:: WHAT YOU NEED TO DO ::
Show each line of the data below in which "experience" occurs.

:: THE DATA ::

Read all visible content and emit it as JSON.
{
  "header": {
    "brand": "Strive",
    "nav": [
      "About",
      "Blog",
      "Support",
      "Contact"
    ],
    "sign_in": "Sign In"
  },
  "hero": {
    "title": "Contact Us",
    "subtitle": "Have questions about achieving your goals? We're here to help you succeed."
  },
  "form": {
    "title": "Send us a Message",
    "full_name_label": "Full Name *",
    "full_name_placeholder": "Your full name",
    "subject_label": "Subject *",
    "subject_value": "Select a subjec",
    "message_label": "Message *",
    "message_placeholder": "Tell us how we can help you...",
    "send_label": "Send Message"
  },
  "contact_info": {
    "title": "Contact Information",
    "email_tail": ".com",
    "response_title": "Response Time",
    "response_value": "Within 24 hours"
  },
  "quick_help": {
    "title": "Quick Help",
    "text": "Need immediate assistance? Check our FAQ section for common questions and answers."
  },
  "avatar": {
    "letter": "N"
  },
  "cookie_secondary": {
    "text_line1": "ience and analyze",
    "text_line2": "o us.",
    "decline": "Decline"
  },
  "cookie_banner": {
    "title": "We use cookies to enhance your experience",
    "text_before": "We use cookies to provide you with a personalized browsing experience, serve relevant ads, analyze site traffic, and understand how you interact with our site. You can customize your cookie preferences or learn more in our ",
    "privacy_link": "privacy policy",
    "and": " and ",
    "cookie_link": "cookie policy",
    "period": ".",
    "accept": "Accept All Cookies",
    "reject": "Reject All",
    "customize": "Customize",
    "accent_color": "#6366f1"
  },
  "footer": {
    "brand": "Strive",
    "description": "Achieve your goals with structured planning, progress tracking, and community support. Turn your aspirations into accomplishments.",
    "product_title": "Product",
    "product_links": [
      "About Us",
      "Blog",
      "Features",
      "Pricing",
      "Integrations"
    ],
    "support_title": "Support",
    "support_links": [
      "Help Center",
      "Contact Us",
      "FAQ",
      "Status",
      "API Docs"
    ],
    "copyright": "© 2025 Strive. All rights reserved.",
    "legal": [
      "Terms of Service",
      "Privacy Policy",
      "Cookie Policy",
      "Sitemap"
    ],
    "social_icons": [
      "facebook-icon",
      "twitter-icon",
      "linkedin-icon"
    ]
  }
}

:: SOLVED PROBLEM ::
    "title": "We use cookies to enhance your experience",
    "text_before": "We use cookies to provide you with a personalized browsing experience, serve relevant ads, analyze site traffic, and understand how you interact with our site. You can customize your cookie preferences or learn more in our ",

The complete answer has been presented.